Those that I didn't have the opportunity to paint with among the group were Ken Auster, Ned Mueller, John Budicin, Ralph Oberg and Matt Smith. But I observed them painting demos and received valuable criticism from them. And I'm grateful for having had the opportunity to be among the many that had the chance to steal a week of their time.

By the end of the workshop, my slightly tired fading denims were slipping away for a well-deserved rest in peace. Sangha and I enjoyed our drive back home. I sipped espresso every chance I got, and soaked in the beauty of the autumn leaves.

heART and SOUL

A MEMORY --- My opening post takes us back ten years, just a few years after I had started down a new path in my life. In 1996, I had embarked upon plein air painting and began to devote my life to it. This blog starts a few years into that journey.

Fall 1999- Initial hints may seem too subtle, though effervescent warnings and the tender caress of a gentler sun suggest something has changed.

Only after nature sprinkles colored leaves like confetti across city lawns and woodland pathways, will I be confident autumn has returned. Yes, the trees get to unmask colors that still surprise, and the air carries its own invigorating spell. The real reasons why I eagerly await the fall, relaxing evenings in front of the fire, contemplating my next project. 

Others may delight in winter's first snowflake - I revel in autumn's first chill. That intoxicating time of wood-burning smoke, piled leaves, crunchy textures, and colors of sumptuous russets, browns, and dusty gold tones. Even though I look forward to fall, I'll miss summer. Spending summer months in Europe gives me the opportunity to enjoy the golden splendor of radiant suns and witness the pleasure of sunsets made of color dark, rich and gloriously resonant. Even the silvery light from the moon takes on a mysteriously different quality. From time to time, when I miss home I trace the little Dipper's handle to the outermost tip and find Polaris, the North Star. A single diamond-bright, dazzling dot, larger than its rivals and boldly outshining them all.

One of the most precious places Camille Przewodek and I visited on our travels was in Anguiano, Spain. We stayed in a large monastery nestled in the mountains and a distance from the nearest village. There I was in the Basque country, mesmerized by the beauty. The tile rooftops were of a cinnabar hue of such intensity that it rivaled nature's ripe palette. I could have stayed there and painted much longer than I had. 

Carole Gray-Weihman
That's me working on the fireplace.

In Soreze, France, where the 400-500-year-old ruin I purchased with Camille, rests, we rested as well and began to make plans to restore our quaint little dwelling.

Another memorable resting place, was Chamonix, France, a touristic city among the French Alps.
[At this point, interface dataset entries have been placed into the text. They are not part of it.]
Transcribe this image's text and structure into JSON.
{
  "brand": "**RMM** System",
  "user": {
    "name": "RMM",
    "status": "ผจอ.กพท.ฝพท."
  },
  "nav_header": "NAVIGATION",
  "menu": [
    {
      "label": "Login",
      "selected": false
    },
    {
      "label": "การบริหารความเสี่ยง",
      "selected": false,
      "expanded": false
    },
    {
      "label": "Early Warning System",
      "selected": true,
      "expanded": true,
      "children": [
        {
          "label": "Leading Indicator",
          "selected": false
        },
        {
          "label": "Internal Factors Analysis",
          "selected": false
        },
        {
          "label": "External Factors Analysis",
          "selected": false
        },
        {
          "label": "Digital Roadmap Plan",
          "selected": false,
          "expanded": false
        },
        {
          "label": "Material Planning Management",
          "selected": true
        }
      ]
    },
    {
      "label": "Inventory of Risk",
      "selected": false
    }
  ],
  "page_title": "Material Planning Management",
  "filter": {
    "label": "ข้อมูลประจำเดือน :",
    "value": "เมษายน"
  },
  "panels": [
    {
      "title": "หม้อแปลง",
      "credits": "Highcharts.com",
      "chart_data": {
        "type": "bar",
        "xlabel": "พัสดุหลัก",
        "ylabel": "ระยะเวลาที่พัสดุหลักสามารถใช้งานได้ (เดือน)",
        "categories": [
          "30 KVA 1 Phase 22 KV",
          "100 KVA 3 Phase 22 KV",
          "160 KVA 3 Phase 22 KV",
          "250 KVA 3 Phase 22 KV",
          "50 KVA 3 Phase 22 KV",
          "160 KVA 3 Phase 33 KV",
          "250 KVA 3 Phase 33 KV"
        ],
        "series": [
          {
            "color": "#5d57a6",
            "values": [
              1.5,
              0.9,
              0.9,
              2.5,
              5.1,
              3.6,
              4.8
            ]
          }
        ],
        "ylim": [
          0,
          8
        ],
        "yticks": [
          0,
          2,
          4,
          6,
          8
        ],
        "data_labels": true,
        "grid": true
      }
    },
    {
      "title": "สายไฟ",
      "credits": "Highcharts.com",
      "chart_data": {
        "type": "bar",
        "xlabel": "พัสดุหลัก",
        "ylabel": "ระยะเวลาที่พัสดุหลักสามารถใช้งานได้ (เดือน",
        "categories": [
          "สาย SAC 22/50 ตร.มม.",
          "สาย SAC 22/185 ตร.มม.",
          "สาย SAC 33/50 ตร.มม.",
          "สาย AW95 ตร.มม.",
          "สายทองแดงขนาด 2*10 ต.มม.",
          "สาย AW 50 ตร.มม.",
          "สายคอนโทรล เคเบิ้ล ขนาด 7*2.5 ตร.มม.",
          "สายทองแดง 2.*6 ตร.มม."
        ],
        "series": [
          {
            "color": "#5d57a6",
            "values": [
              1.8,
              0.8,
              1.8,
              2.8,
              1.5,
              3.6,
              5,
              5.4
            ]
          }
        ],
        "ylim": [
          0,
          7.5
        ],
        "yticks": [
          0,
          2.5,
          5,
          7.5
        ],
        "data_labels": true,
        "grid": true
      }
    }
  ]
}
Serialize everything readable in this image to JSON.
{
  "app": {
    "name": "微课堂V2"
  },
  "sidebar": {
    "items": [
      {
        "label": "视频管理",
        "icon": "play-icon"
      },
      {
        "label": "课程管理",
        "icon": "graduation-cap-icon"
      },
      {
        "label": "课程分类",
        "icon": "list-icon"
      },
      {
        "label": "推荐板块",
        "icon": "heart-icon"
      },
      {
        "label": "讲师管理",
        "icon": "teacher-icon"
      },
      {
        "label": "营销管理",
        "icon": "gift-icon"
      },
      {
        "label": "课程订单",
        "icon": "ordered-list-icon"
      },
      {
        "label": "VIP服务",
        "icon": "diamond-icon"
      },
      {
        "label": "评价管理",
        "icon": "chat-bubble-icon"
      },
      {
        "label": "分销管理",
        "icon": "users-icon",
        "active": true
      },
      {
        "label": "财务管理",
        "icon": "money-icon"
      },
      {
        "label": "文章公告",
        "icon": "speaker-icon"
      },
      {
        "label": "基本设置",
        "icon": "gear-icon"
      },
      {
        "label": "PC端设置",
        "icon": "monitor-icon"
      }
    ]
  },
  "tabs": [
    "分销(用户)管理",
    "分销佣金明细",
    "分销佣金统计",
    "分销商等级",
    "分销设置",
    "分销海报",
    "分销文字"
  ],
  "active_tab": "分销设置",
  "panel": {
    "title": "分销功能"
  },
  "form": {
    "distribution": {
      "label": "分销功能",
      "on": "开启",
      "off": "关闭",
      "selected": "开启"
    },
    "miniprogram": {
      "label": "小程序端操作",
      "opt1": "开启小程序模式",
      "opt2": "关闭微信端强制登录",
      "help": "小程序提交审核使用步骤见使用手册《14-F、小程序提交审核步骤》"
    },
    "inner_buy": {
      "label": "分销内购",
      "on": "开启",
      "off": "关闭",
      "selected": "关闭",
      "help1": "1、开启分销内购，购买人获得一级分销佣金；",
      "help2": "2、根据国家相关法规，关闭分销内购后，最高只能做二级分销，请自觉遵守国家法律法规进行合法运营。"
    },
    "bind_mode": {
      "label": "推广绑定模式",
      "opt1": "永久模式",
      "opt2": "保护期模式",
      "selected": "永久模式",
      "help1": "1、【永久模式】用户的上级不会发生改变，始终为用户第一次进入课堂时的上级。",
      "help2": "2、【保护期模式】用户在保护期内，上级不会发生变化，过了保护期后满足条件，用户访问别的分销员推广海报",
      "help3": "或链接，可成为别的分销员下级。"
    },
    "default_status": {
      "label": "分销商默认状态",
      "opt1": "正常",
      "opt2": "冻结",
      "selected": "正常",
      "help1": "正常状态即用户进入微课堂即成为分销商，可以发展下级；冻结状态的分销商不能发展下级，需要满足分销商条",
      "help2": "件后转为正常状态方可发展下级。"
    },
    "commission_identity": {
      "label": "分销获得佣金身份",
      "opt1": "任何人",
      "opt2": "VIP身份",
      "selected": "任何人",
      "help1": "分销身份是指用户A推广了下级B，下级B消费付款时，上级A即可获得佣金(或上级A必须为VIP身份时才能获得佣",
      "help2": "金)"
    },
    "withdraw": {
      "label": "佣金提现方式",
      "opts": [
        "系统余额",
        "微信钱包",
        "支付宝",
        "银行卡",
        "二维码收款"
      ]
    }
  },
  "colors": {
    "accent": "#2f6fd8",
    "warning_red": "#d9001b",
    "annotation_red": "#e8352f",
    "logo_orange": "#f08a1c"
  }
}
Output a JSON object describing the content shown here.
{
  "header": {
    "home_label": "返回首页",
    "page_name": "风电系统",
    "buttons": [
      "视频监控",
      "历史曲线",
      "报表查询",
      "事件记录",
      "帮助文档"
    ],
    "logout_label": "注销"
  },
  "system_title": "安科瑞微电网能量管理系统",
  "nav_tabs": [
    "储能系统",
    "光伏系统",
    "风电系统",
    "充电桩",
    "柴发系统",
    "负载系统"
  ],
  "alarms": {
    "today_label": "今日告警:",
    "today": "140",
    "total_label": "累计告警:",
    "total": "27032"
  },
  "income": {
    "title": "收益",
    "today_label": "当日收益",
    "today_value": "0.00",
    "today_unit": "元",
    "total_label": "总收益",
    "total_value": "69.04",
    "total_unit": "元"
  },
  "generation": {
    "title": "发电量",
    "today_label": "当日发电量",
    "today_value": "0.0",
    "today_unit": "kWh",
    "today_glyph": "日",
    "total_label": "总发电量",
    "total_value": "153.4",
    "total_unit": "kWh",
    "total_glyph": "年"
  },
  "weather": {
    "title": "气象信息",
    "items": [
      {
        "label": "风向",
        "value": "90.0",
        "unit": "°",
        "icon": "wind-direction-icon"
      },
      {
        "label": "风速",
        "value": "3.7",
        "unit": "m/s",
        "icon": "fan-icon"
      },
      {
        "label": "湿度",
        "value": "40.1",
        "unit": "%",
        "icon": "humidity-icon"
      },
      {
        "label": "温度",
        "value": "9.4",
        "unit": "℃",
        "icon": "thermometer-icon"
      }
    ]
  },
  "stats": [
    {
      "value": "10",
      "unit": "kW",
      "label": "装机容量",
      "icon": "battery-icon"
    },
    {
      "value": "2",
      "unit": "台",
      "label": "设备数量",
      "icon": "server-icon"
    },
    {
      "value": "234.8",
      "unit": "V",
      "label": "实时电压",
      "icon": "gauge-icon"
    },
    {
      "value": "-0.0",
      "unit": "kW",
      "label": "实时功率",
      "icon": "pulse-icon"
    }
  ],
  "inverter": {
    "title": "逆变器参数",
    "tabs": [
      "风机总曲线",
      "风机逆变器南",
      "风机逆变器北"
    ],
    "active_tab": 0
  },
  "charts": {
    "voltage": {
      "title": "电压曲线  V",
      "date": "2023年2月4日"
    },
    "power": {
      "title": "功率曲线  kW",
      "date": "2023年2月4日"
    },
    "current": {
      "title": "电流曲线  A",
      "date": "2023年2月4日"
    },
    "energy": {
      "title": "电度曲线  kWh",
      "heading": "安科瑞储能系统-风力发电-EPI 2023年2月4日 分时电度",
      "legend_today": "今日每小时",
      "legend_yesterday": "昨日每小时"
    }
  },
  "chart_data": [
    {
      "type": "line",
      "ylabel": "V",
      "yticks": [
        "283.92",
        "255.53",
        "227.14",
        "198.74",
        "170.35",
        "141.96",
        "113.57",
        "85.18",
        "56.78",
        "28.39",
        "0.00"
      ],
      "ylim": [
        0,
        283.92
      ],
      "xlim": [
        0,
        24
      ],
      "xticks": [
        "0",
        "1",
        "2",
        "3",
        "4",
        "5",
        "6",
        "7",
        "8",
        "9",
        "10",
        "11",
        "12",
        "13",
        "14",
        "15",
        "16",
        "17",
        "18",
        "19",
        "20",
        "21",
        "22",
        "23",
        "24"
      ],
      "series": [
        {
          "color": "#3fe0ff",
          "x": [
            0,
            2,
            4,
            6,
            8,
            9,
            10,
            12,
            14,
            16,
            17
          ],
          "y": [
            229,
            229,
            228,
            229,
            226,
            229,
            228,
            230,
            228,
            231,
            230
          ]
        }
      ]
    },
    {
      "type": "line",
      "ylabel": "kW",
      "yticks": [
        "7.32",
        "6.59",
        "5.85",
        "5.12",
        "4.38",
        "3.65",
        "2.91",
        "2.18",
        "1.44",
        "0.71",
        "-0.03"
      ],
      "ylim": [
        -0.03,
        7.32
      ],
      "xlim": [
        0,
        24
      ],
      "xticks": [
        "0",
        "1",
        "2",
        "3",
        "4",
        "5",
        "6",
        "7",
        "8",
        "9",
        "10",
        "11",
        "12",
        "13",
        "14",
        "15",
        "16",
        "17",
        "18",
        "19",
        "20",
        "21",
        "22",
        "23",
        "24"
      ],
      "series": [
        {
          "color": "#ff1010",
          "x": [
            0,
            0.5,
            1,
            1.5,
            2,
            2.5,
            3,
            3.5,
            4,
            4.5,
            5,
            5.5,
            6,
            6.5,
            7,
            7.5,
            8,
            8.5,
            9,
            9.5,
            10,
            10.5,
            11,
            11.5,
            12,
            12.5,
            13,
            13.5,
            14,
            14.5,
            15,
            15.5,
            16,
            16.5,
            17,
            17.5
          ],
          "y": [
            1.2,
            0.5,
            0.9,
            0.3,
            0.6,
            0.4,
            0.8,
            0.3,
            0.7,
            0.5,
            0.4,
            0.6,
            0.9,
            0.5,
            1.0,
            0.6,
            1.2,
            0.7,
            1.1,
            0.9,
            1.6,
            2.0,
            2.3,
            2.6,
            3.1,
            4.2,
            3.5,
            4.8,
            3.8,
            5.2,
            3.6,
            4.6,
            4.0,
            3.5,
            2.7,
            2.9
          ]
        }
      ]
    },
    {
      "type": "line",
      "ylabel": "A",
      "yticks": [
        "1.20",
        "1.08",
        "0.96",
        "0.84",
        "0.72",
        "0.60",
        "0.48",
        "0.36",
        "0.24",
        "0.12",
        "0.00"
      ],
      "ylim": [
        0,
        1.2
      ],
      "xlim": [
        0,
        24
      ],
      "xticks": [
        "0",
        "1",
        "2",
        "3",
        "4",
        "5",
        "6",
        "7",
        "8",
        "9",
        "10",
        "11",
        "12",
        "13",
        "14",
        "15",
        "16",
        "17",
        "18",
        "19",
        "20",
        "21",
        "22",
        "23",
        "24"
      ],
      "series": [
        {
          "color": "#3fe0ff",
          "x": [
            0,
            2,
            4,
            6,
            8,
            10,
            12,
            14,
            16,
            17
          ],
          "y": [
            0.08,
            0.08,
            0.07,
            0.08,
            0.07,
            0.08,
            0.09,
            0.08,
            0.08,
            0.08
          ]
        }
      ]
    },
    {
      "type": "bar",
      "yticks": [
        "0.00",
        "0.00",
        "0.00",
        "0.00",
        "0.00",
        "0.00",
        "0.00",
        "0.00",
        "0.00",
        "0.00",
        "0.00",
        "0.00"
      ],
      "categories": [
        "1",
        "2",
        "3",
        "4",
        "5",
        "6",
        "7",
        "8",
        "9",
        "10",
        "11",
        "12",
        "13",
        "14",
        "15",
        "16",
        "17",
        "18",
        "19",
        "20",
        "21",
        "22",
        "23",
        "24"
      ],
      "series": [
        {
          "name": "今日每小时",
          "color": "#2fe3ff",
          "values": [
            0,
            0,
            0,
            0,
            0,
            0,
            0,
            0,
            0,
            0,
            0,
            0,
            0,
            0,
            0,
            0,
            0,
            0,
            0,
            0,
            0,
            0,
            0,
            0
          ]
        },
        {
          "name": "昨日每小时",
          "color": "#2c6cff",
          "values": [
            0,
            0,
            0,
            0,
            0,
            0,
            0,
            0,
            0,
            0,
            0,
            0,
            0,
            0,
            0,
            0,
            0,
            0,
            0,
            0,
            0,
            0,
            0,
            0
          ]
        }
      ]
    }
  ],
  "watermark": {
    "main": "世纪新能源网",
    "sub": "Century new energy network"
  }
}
Nature here overwhelmed us. We enjoyed our evenings at the Bistro, sitting at woodblock tables sipping espresso. There was mood enough to go around and the nights made for cool riffs and easy conversation.

Camille painted my portrait on the beach in Nice. The back of my head was in sunlight with tiny spots of light bouncing off the contours of my face. The reflection of the sea and sand gave off a surreal glow. My head was a silhouette against the background. This method of painting a portrait is called a "mud head." And it was here that I saw silver-winged seabirds carve arcs across the pale morning sky. My heart yearned to fly with them. To swoop and soar, to glide unfettered through the rarefied blue, destination unknown.

I was ill during my time in Venice, Italy, but I still managed to enjoy myself. I didn't realize it, but the day before arriving Venice was the last day I was to paint during our travels. Like a soothing indigo shadow, I would sit and watch the Italian boats move swiftly on the waves of great arcs on the sea. And the birds soaring solo on singing winds. And early in the morning, the fog would hang gray and mysterious; the world seemed so far away.

Camille and I had continued to journey to Europe nearly every year since our meeting in the summer of 1996 up until a few years ago.